Outdoor learning has already long been embraced by Maria Montessori’s teachings and the Waldorf-Steiner approach to education. Both methodologies believe teachers should be present as facilitators and guides, but the learning is child-led, enjoyable, purposeful, and play-based. Rudolf Steiner believed in developing students’ life skills using a holistic manner, using nature and the world around us. Montessori schools believe in nature as an extension of the classroom in order to understand and appreciate the Earth’s harmony, order, and beauty. Forest schools, which originated in Denmark, follow a similar stance.
A forest school is a nature-based community that allows for outdoor education. Students visit natural spaces to learn hard and soft skills such as problem-solving and collaboration. The programs emphasize time spent exploring with guided, expert, enthusiastic professionals. Students learn valuable life lessons from nature and how to respect the Earth. Some of the lessons include going for a nature walk and discovering individually, setting up a scavenger hunt with clues and facts about the topic at hand, crafting without worrying about making a mess, setting up an obstacle course, identify sounds, reading time outdoors.

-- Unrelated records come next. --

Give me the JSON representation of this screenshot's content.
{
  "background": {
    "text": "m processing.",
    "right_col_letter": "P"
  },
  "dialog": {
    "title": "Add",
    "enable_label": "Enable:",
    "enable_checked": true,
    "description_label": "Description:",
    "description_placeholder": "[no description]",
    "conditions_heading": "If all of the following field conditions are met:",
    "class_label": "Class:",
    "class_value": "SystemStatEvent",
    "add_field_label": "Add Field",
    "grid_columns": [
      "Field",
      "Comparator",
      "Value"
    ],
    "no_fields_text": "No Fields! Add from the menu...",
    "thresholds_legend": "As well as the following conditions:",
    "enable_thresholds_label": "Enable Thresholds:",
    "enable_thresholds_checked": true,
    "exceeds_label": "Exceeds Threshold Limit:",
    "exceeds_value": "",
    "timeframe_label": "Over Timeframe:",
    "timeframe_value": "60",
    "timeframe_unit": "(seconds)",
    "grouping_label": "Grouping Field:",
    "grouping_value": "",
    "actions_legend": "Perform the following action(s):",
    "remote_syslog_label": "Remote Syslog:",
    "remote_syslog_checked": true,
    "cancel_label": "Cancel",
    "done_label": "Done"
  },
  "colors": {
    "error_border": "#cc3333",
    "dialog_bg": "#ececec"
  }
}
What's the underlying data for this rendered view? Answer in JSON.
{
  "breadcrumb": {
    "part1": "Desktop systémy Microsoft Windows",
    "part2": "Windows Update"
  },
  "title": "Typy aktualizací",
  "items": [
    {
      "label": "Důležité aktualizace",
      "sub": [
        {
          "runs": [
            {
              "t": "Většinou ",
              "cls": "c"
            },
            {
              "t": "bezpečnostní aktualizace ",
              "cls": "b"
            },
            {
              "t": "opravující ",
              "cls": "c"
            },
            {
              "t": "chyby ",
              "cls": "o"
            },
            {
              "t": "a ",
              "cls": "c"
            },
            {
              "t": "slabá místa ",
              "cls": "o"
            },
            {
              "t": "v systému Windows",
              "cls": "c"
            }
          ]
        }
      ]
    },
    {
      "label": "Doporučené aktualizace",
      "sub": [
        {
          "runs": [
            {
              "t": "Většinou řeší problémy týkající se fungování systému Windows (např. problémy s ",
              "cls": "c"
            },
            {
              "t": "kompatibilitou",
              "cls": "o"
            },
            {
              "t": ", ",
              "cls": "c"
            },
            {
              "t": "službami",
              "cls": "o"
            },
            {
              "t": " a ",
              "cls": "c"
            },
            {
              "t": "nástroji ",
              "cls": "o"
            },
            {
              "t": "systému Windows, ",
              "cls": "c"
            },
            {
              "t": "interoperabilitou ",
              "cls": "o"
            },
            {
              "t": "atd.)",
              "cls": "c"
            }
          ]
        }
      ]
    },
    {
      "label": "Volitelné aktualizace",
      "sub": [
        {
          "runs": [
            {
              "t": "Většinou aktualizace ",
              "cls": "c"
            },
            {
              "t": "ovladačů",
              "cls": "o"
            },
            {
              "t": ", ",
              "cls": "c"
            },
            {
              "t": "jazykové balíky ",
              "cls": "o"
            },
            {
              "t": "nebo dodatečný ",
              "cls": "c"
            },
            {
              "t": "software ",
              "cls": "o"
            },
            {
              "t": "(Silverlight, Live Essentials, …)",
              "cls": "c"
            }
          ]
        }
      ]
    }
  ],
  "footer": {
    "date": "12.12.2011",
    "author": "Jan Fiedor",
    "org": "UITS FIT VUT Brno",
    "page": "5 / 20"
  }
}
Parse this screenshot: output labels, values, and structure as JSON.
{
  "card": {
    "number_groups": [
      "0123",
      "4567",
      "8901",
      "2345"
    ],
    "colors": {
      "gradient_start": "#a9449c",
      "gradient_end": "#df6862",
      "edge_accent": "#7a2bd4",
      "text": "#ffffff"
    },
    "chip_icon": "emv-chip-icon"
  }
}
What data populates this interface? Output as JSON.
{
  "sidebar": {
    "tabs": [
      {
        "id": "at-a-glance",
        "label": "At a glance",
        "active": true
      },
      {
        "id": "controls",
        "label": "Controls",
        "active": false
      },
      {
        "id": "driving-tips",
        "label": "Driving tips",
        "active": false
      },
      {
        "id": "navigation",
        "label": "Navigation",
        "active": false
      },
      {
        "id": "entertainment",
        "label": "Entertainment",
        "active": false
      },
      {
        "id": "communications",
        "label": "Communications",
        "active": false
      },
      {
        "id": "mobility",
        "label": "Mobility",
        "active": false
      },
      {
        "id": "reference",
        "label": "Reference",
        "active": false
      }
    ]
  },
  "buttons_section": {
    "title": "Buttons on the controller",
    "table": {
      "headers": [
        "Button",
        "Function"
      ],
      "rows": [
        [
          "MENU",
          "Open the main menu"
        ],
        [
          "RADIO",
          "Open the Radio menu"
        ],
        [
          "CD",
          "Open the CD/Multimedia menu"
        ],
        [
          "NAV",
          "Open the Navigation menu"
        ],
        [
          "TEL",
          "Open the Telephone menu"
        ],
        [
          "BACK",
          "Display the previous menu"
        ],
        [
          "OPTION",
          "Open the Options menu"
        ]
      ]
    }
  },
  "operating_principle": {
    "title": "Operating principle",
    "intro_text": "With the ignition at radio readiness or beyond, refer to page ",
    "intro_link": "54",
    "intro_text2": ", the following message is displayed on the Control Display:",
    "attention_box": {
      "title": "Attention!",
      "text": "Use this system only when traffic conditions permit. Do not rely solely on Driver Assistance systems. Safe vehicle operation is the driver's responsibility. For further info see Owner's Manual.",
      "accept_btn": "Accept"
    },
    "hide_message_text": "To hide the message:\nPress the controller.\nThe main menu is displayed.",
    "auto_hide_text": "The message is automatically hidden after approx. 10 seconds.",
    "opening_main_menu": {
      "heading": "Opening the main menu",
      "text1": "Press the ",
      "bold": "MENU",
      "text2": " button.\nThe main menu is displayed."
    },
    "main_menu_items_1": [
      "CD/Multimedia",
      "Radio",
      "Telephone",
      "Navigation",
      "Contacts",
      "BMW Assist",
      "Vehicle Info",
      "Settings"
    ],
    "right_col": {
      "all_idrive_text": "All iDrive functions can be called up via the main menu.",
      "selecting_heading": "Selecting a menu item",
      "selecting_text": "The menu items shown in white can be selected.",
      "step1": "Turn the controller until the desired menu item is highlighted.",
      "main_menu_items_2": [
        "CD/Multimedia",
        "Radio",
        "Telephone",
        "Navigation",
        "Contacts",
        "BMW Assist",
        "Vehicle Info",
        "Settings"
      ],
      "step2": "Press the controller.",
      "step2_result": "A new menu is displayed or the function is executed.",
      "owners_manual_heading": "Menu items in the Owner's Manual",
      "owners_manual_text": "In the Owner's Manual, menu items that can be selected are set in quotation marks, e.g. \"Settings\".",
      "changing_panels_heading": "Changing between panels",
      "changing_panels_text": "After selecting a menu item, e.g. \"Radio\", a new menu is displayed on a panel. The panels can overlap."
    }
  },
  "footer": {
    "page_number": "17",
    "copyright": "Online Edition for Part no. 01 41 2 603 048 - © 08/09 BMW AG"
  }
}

When people are outside, the urge to move freely is instantaneous. Energy is expended productively, not just physically but also from the stimulation of sights and sounds. This cumulative experience leads to a fulfilling, exhausting, productive learning environment. In an era with more and more reasons to stay indoors and use electronics, it is more important than ever to embrace the wonders of exercise, spatial awareness, and cause and effect in the real world.
In addition to physical benefits, being outdoors helps on a cognitive level. Curiosity and senses are used throughout the learning process, and outside they are put to work in a big way. There is no lack of things to feel or hear or see or smell. Socially, students are more imaginative and creative when a desk or classroom unbinds them. They are more likely to follow the rules and make wiser, empathetic decisions regarding themselves and their fellow peers.